> Available data
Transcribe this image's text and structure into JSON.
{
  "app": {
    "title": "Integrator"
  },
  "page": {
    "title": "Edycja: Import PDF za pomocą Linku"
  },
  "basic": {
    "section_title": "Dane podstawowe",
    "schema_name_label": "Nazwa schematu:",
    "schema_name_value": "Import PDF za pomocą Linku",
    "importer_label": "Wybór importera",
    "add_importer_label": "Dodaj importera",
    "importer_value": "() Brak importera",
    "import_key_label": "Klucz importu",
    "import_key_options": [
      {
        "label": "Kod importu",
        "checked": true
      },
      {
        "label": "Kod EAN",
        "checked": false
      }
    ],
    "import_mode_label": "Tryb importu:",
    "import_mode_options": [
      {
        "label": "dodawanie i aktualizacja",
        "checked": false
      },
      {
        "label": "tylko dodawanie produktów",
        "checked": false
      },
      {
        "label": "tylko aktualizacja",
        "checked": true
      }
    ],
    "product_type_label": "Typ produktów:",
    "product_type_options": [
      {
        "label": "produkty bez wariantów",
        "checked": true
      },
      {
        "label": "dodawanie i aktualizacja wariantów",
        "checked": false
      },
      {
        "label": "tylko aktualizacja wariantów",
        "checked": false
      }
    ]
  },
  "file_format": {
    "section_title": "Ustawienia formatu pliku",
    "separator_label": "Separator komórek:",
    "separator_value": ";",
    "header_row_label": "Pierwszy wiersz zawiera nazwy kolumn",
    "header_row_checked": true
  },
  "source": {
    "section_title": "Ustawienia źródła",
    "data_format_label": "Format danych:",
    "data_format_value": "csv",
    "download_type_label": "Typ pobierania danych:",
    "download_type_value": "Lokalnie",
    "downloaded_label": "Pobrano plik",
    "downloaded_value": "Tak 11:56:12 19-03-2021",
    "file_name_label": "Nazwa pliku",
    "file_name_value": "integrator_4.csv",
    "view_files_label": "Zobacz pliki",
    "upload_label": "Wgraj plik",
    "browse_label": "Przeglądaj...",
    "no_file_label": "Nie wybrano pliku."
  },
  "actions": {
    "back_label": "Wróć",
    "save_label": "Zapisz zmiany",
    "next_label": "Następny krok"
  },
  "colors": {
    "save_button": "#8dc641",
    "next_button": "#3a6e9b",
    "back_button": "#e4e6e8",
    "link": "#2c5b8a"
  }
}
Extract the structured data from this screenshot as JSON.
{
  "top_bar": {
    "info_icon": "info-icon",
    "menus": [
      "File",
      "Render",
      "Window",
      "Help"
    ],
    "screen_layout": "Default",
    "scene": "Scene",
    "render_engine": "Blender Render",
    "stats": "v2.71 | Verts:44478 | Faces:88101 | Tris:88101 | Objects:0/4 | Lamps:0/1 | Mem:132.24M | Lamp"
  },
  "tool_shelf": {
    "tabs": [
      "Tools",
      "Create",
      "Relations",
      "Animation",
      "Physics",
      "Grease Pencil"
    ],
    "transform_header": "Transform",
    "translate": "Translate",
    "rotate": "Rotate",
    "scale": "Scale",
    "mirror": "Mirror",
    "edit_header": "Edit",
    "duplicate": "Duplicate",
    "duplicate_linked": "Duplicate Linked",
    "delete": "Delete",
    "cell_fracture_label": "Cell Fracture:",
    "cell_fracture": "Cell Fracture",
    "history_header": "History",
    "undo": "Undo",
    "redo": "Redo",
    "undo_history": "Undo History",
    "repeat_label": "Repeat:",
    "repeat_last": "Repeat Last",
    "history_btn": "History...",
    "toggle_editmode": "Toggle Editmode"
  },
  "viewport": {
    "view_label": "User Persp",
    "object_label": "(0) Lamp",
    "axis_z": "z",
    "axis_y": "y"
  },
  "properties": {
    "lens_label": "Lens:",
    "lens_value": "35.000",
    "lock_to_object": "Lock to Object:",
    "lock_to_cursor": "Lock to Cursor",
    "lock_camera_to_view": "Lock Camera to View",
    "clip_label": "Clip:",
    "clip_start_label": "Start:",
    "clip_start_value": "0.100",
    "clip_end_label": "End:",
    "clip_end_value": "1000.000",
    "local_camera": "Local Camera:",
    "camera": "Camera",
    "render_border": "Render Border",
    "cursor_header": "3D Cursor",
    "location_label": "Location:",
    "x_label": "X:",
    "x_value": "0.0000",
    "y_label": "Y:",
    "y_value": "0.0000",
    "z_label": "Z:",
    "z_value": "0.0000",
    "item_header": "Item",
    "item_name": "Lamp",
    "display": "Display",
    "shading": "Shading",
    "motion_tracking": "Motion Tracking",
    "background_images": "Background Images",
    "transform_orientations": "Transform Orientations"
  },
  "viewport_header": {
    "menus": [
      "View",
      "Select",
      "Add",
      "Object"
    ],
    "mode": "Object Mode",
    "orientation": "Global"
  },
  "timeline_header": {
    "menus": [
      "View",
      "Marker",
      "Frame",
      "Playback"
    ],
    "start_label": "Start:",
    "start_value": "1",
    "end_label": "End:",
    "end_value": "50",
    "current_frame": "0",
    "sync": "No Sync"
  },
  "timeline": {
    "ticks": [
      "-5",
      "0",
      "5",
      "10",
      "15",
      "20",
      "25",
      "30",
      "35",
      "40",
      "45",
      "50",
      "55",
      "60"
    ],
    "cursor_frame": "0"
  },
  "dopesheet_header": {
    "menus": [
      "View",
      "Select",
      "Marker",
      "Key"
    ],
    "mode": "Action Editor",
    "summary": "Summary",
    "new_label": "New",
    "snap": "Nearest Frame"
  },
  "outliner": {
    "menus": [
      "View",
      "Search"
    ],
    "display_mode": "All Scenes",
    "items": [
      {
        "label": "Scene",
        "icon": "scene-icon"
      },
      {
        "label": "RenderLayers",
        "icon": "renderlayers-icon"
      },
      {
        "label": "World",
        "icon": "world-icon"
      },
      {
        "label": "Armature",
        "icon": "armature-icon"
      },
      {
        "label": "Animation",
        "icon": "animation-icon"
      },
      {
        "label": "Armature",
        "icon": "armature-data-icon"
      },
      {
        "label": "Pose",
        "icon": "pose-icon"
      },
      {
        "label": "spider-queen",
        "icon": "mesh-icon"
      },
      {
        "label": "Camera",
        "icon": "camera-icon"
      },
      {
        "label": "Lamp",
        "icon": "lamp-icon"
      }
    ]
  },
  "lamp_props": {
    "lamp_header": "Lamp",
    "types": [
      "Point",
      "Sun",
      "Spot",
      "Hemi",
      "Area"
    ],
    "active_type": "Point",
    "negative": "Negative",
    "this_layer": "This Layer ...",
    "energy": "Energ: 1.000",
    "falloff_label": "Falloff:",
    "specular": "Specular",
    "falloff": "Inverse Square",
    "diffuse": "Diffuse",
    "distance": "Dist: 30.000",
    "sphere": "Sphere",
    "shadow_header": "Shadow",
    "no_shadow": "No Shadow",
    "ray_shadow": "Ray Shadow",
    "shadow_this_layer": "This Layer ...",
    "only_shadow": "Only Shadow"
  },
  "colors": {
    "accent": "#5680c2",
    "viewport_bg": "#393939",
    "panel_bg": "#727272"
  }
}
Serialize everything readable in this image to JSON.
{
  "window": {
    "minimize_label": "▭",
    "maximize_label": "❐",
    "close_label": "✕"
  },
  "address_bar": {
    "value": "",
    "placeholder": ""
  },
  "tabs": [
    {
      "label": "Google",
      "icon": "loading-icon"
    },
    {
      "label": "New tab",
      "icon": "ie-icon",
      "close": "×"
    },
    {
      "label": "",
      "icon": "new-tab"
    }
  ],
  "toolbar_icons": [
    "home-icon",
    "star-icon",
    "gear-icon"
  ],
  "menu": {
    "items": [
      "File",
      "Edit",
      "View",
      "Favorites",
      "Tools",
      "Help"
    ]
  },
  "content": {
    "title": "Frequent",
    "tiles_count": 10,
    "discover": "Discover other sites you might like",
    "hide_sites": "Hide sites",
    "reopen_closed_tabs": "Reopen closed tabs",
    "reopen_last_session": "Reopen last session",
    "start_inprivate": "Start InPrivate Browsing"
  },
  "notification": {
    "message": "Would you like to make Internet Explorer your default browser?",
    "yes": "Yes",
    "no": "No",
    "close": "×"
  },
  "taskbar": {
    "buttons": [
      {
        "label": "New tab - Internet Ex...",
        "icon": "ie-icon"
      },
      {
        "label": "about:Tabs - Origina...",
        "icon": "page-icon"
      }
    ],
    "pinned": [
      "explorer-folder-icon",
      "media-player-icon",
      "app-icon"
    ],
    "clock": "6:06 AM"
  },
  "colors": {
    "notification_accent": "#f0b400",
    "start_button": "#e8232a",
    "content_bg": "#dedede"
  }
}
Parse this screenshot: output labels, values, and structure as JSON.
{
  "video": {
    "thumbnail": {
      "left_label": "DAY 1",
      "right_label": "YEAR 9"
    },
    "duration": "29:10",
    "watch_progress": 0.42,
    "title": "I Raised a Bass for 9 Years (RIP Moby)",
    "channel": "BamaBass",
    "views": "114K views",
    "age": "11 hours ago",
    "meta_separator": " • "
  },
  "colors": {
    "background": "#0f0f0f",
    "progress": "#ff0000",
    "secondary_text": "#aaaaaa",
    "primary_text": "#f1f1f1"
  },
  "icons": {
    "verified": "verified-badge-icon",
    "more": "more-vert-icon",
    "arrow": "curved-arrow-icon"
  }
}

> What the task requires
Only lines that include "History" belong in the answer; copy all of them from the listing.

> Answer section
    "history_header": "History",
    "undo_history": "Undo History",
    "history_btn": "History...",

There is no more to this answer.